BS: One of the things that I’ve thought about is how we can reclaim prison spaces. There’s been a lot of discussion about the prison population in Los Angeles and in California. But how has this land been transitioned over time? Thinking about the transition of Indigenous land to a space where Indigenous people and other people of color are overly represented as prisoners would be something that needs to be part of the civic memory conversation.
WC: I think the memorials are important, but they’re actually just the tip of the iceberg, or whatever phrase we want to use. Any large parcel of land in Los Angeles, any powerful institution, has a history that goes back through those different colonial regimes, with connection between land and power. Think about Dodger Stadium and civic power. Are there ways to build awareness so that people understand how these large parcels of land came to be, and how they’ve been handed down to the elite power holders in each era?
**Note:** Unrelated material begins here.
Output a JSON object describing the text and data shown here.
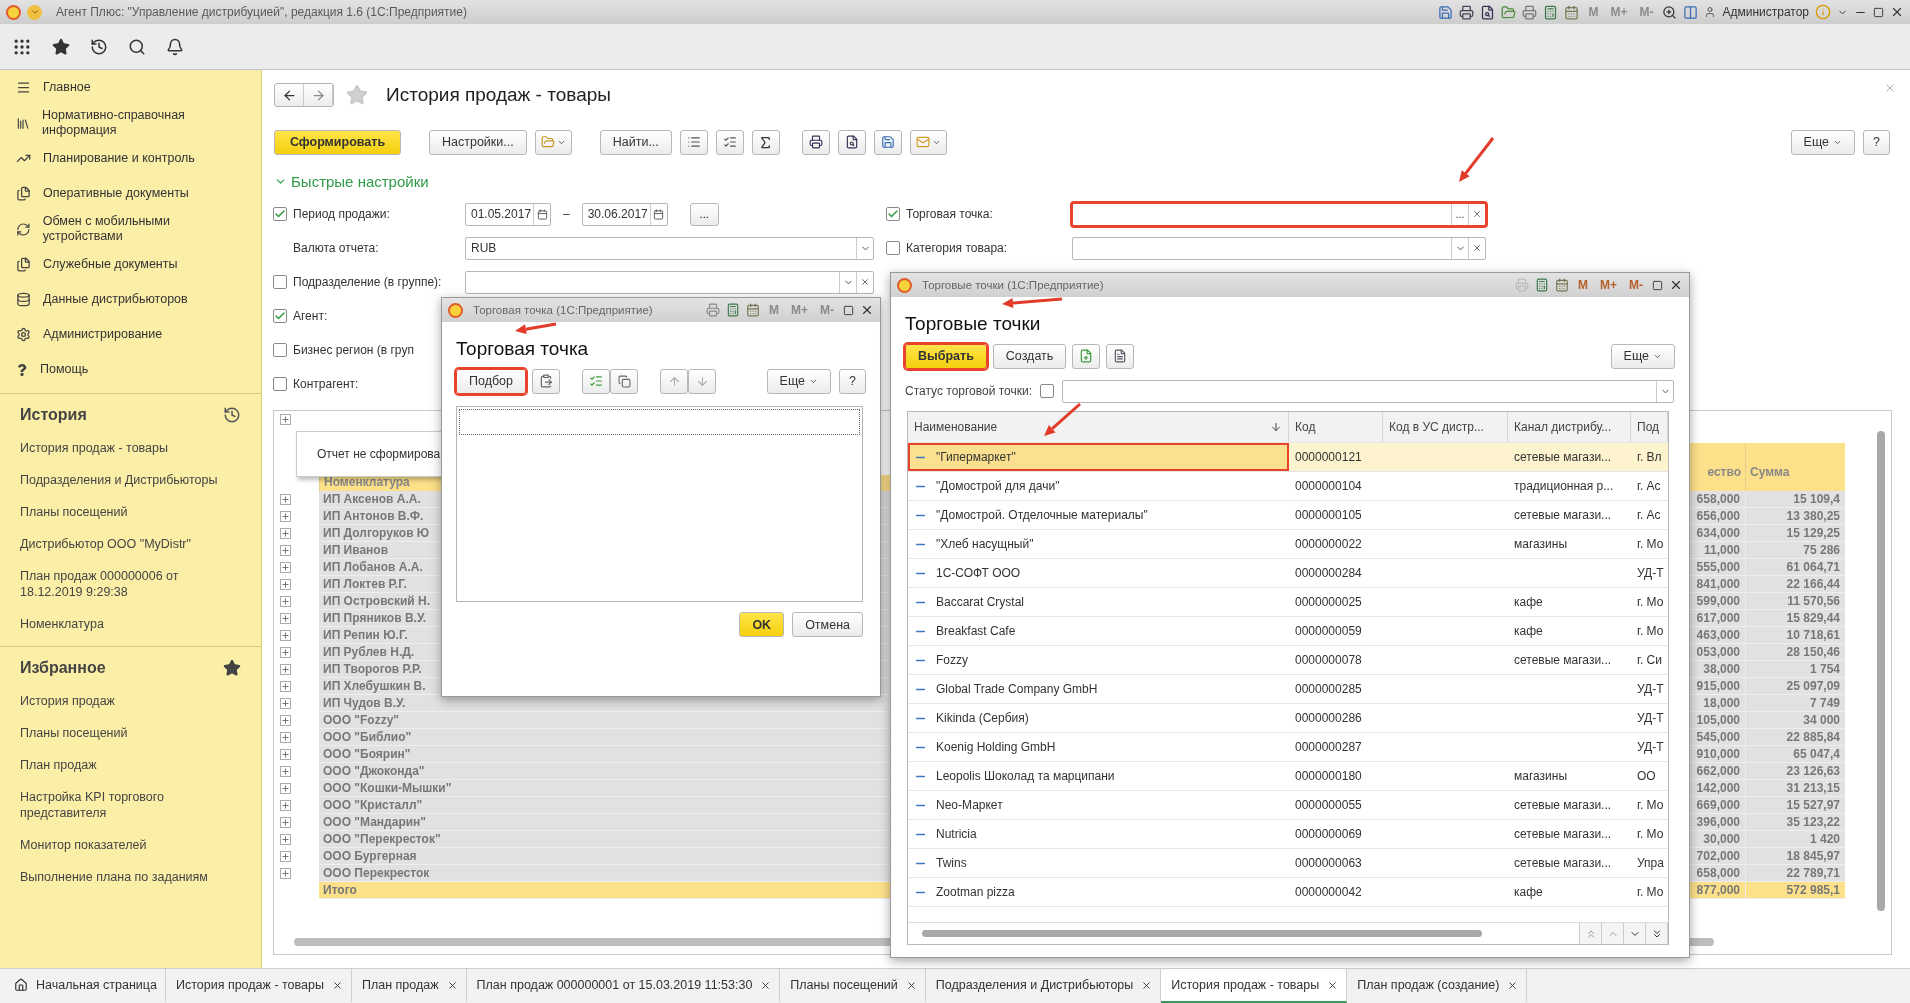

NM: I’ll just add that a lot of this work has been done, it just isn’t prominently displayed. The narratives that we have of Chavez Ravine, the photos have been collected—put those on the freeway off-ramps! Or Rosten Woo’s work on Dodger Stadium and how that land continues to collect money through parking revenue. It goes back to Eric’s point about who has the power to put that story out there.
EA: This is an old theme in L.A. history. L.A. is so fragmented by its own communities that the problem is how to get people on board to support implementing the memories of a different group of people. That’s the challenge in a city like L.A. that is so segmented and so enclaved, and so disparate in the geography of wealth and power. The history of civic memory has been each group in it for itself. And that means that doing really tough groundwork to build cross-community consensus. Okay, these groups have been remembered in some ways; these groups have not. How do you build those bridges to make sure that everyone is on board? That’s a unique challenge when you have a city shaped the way L.A. is shaped.
DTR: The other piece of this puzzle has to do with radically shifting the way that the City goes about recognizing places and the process for memorialization. The way it’s set up now, the City is a gatekeeper, a force that sometimes resists the efforts of people to have their spaces recognized. To have the kind of transformation that we have been talking about, the City really has to become a facilitator.
NM: That’s a very powerful note to end on. Thank you so much. Let’s do it again next Friday.